You should know that (a + b)² = a² + 2ab + b² and you should be able to work out that (a + b)³ = a³ + 3a²b + 3b²a + b³ .

It should also be obvious to you that (a + b)¹ = a + b .

so (a + b)¹ = a + b

(a + b)² = a² + 2ab + b²

(a + b)³ = a³ + 3a²b + 3b²a + b³

You should notice that the cooefficients of a and b are:

1 1

1 2 1

1 3 3 1

If you continued expanding the brackets for higher powers, you would find that the sequence continues:

1 4 6 4 1

1 5 10 10 5 1

1 6 15 20 15 6 1

etc

This sequence is known as Pascal's triangle. Each of the numbers is found by adding together the two numbers directly above it.

So the 20 in the last line is found by adding together 10 and 10. The 10s in the line above are found by adding together 6 and 4.

So it is possible to expand (a + b) to any integral power using Pascal's triangle.

It is, of course, often impractical to write out Pascal's triangle every time, when all that we need to know are the entries on the nth line.

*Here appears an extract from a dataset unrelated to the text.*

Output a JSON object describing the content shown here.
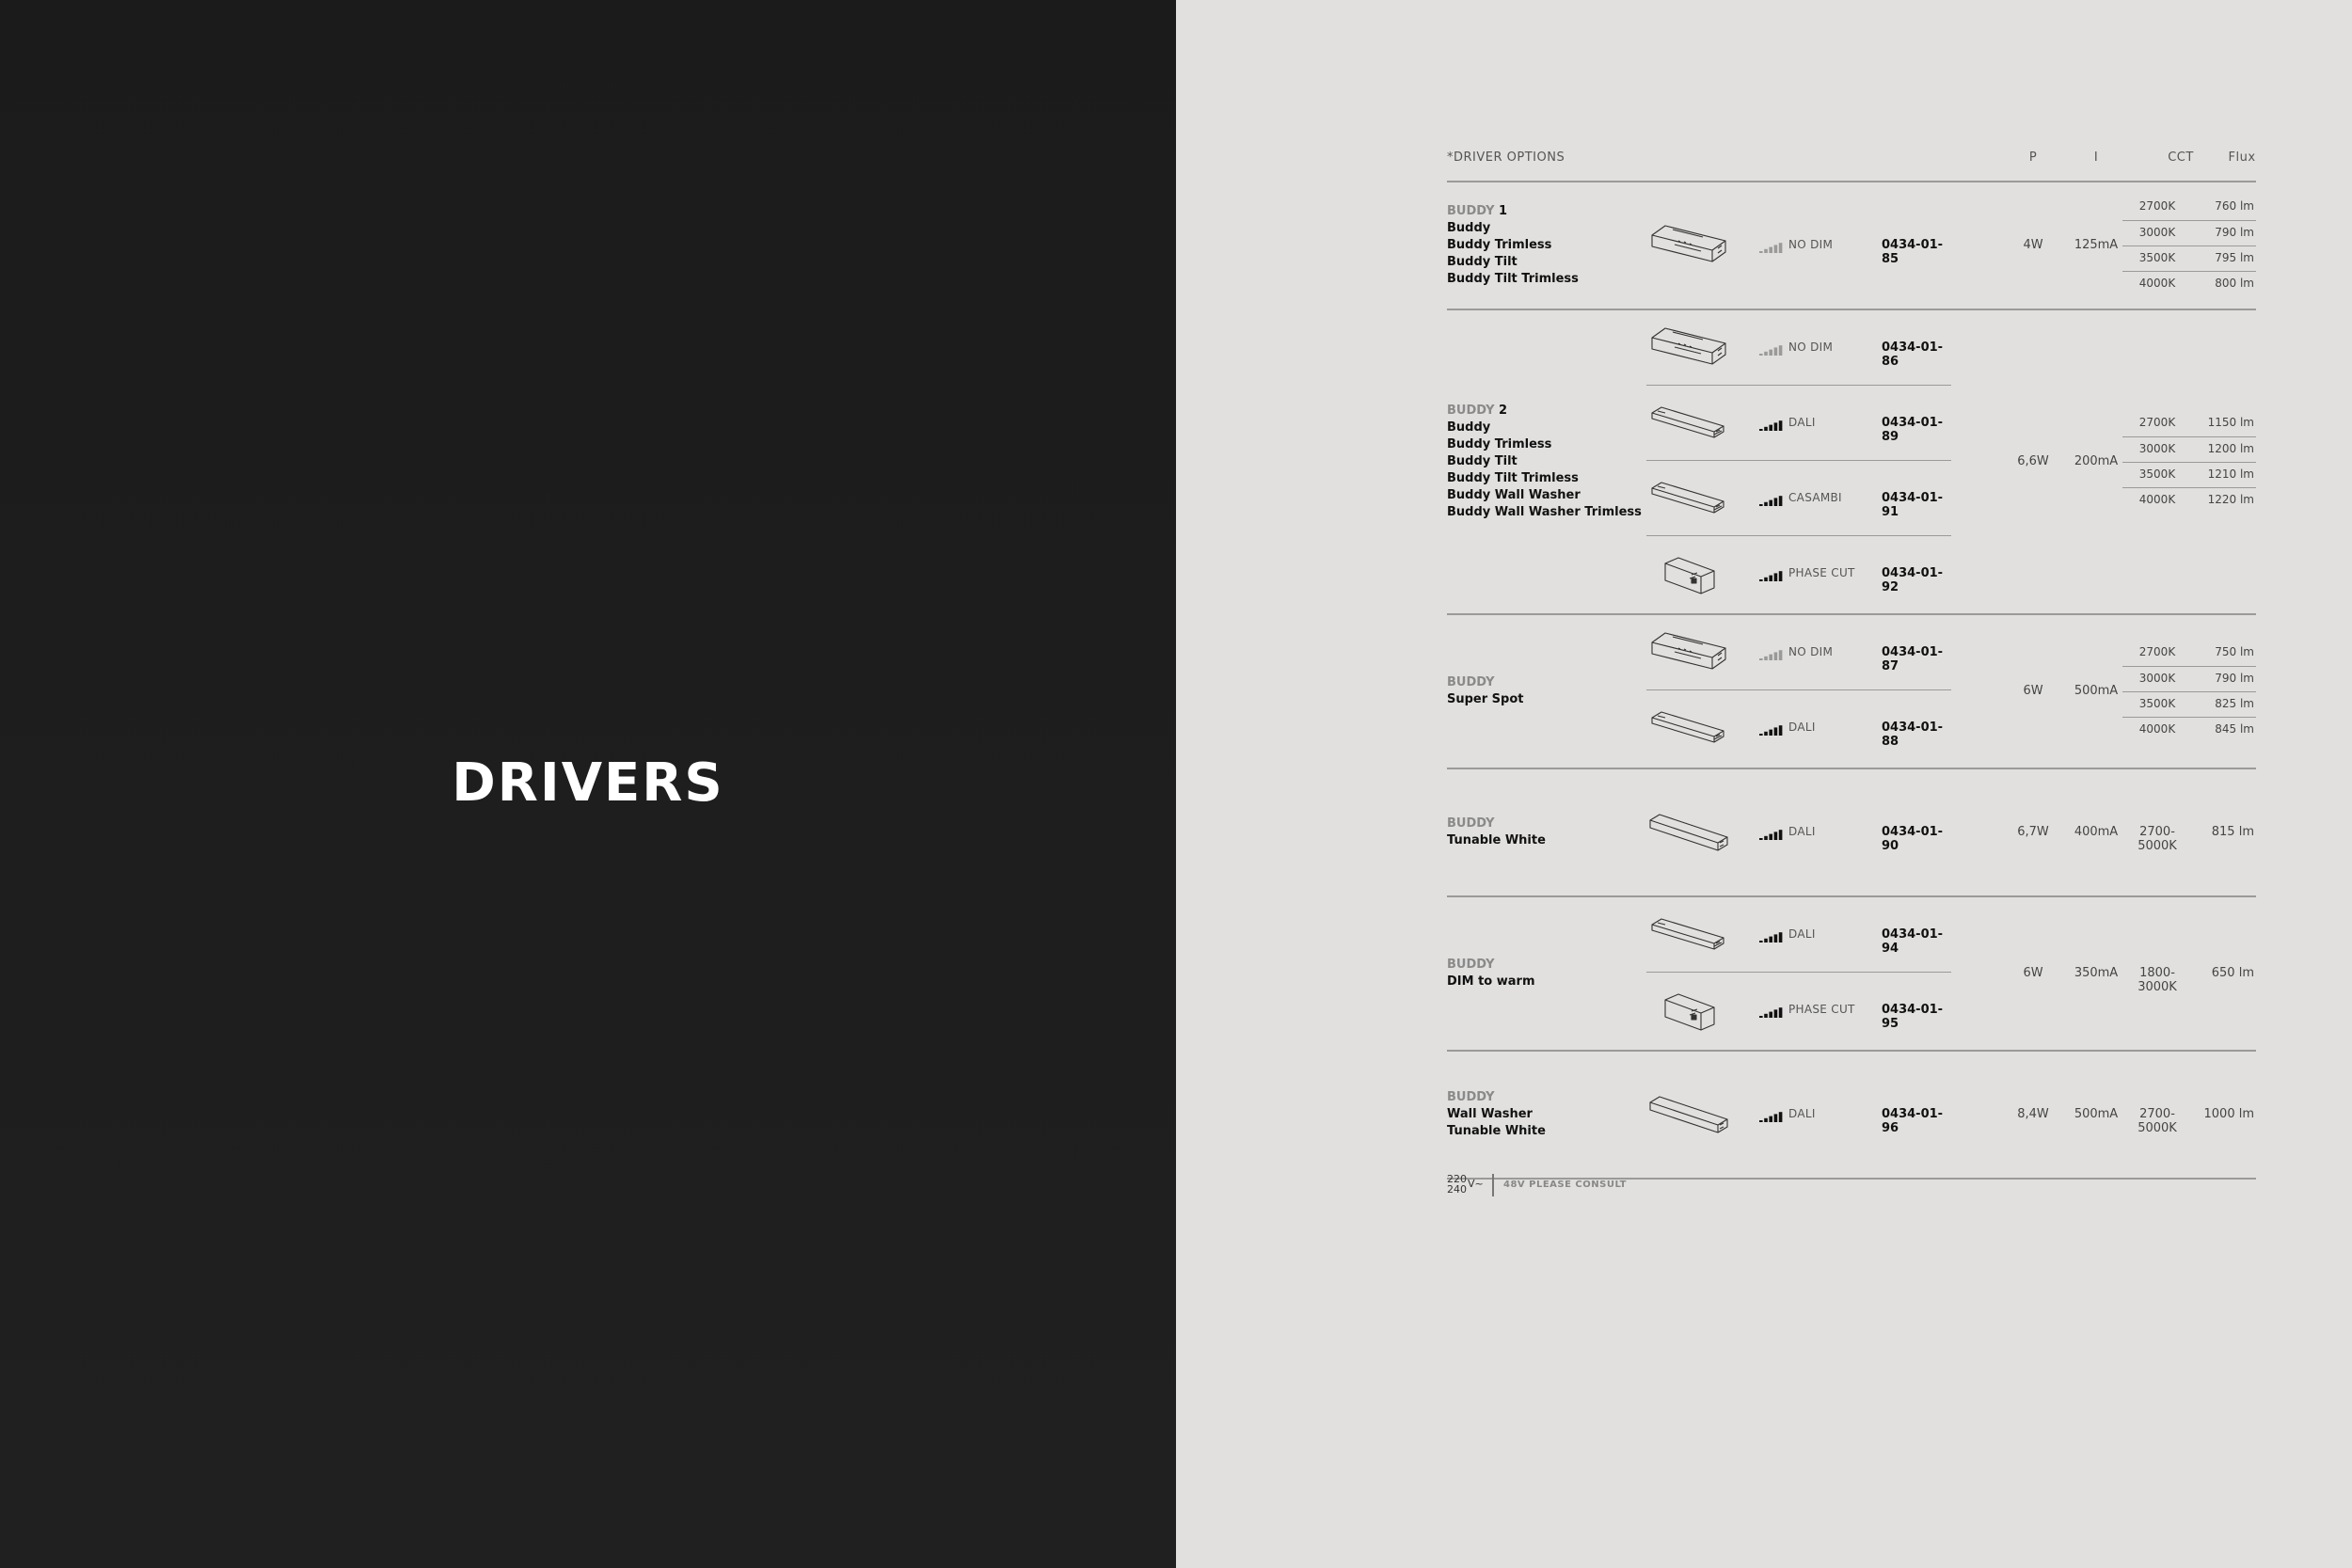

Clearly, the first number on the nth line is 1. The second number is n. The third number is:

n(n - 1)

1 × 2

In general, the rth number in the nth line is:

n! (which is nCr on your calculator)

r! (n - r)!

Example:

Expand (2 + 4x)³

= 2³ + 3(2² × 4x) + 3(2 × 16x²) + 64x³

= 8 + 48x + 96x² + 64x³ .

Algebra

Algebra

Algebra

Algebra

Algebra

Algebra